Blago: Morning Shows Dance Around D-Word

If Rod Blagojevich were a Republican, what's the over-under on the number of times the network morning shows would have mentioned that fact in their coverage today?

But Blago is a Democrat.  So how often did Today, Good Morning America and the Early Show explicitly identify him as such during their opening half-hours today?  Not once.  The closest any came were references at Today and Early Show today to "Democratic politics" and one at GMA to "the Democratic Chicago machine."  Speaking of GMA, George Stephanopoulos, appearing there, put in the most embarrassingly sycophantish performance of the morning.

Today: In the opening segment, Meredith Vieira simply referred to "Illinois Governor Rod Blagojevich."  Nor did the D-word ever cross Matt Lauer's lips. Lee Cowan, reporting from Chicago, never got around to identifying Blago by party.  Nor did Blago's Democrat-hood ever arise when Lauer kicked the criminal case around with Dan Abrams [who could use a Gillette razor for Chanukah.]  Chatting with Meredith Vieira, Chuck Todd came closest to identifying Blago's affiliation, saying "the problem that Obama has is that Chicago Democratic politics has a lot of concentric circles. There's some overlap here.

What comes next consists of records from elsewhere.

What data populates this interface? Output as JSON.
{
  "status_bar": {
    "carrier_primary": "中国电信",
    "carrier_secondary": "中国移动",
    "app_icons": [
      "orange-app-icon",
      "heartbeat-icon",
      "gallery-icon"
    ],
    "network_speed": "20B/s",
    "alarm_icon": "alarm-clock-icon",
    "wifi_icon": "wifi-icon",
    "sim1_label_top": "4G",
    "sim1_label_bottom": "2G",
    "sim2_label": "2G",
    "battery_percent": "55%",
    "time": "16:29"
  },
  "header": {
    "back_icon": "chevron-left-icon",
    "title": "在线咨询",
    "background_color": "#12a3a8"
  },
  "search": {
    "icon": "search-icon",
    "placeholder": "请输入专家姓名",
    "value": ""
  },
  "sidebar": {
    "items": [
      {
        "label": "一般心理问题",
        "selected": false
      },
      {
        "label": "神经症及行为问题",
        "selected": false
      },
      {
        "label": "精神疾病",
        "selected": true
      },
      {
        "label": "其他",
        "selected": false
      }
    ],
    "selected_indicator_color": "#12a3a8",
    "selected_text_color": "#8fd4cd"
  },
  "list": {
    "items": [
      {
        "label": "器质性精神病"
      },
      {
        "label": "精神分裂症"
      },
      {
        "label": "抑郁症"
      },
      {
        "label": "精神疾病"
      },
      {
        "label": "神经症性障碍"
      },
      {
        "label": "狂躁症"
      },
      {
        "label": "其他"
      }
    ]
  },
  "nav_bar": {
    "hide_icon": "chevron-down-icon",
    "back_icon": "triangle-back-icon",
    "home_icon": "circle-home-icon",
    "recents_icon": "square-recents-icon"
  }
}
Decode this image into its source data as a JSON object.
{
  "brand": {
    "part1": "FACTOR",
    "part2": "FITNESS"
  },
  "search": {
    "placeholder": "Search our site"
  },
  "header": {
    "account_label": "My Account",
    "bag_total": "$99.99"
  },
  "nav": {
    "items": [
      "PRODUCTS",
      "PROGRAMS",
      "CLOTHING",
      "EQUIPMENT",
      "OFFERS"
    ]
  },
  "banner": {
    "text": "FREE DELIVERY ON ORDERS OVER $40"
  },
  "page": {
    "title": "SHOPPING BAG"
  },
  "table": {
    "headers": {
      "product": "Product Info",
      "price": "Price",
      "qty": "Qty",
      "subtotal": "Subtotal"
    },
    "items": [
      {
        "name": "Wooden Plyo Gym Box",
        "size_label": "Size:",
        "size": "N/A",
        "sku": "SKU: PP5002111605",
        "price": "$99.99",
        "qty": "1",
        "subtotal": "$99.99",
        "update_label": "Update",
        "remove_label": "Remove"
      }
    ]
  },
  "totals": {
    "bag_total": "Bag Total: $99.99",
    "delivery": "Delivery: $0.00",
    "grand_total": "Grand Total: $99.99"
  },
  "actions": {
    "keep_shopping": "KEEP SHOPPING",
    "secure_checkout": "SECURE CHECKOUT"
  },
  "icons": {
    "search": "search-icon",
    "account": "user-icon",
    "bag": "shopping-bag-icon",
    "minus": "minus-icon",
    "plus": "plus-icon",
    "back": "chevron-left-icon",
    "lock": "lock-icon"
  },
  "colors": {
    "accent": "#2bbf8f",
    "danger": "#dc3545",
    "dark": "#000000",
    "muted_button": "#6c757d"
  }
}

It's possible one of Obama's advisors is going to be on tape."  Let's hope the NBC News political director doesn't get into hot water for violating the network blackout.

The Early Show: Maggie Rodriguez opened the show making reference simply to "the Illinois governor." Julie Chen was also too polite to use the D-word, speaking only of "Illinois Governor Rod Blagojevich."  Dean Reynolds, reporting from Chicago, was similarly well-behaved.  In the following segment, Chip Reid did say "Barack Obama and Rod Blagojevich have both been leaders in Illinois Democratic politics for years."  But the CBS correspondent hastened to add "long-time observers say that's about as far as the connection goes."

Oh really?  At ABC's Political Punch, Jake Tapper writes [emphasis added]:

According to Rep. Rahm Emanuel, D-Ill., Mr. Obama's incoming White House chief of staff, Emanuel, then-state senator Obama, a third Blagojevich aide, and Blagojevich's campaign co-chair, David Wilhelm, were the top strategists of Blagojevich's 2002 gubernatorial victory.
None of the nets mentioned that close connection.

Good Morning America:  None of the anchors breathed the D-word, but reporter Jim Avila did speak of "a president-elect and a governor with roots in the Chicago Democratic machine." George Stephanopoulos went out of his way to downplay the Obama-Blago connection.  Tape was rolled of Obama correcting himself in mid-sentence saying "I had no contact with the governor or his office. And so we, I, was not aware of what was happening." When Diane Sawyer asked about the switch in pronouns, Steph gave the most benign possible explanation for Obama's sleight of tongue:
I think that's because he can't be sure that no one connected to him in any way spoke to Blagojevich or any emissaries of Blagojevich.

Wouldn't another explanation be that Obama is dead sure that someone connected with him did speak with Blago or his minions? But that would have so impolite to suggest. For complete coverage of the Sawyer-Steph exchange, see Scott Whitlock's item here.

Let's summarize: One "Chicago Democratic politics" at Today.  One "Illinois Democratic politics" at the Early Show.  One "Democratic Chicago machine" at GMA.  But not once did we hear, or see in a graphic, the classic formulation "Democratic Governor Rod Blagojevich."

I ask: had the political tables been turned, how often and how prominently would the nets have explicitly mentioned the party affiliation of a Republican caught in a comparable mess?

Morning Joe Doesn't Mess Around

It was a different story over at Morning Joe, where throughout today's show Joe Scarborough was all over the media double standard.  In the opening segment he cited Tucker Carlson's description of the sycophantic media having a 9th-grade schoolboy crush on Obama as it proclaims about the Blago matter: "nothing to see here. Move along."

And a bit later:

Here's the deal. If Karl Rove had said George Bush has never talked to 'x' then -- or George Bush talked to 'x' and denies it, people would be screaming and yelling from the top of this building and other every media building in the nation. It's the same thing with Rahm Emanuel, chief of staff, saying Barack Obama ran Rod Blagojevich's campaign along with him in 2002. Then come back and deny it

Update: Is Obama Sure He Never Met With Blago On Senate Seat?

Have a look at this article from November 11, 2008 [emphasis added; h/t reader Ron M.]: 

Now that Barack Obama will be moving to the White House, his seat in the U.S. Senate representing Illinois will have to be filled.

Obama met with Governor Rod Blagojevich earlier this week to discuss it. 

Mark Finkelstein
Mark Finkelstein is a contributing editor for NewsBusters.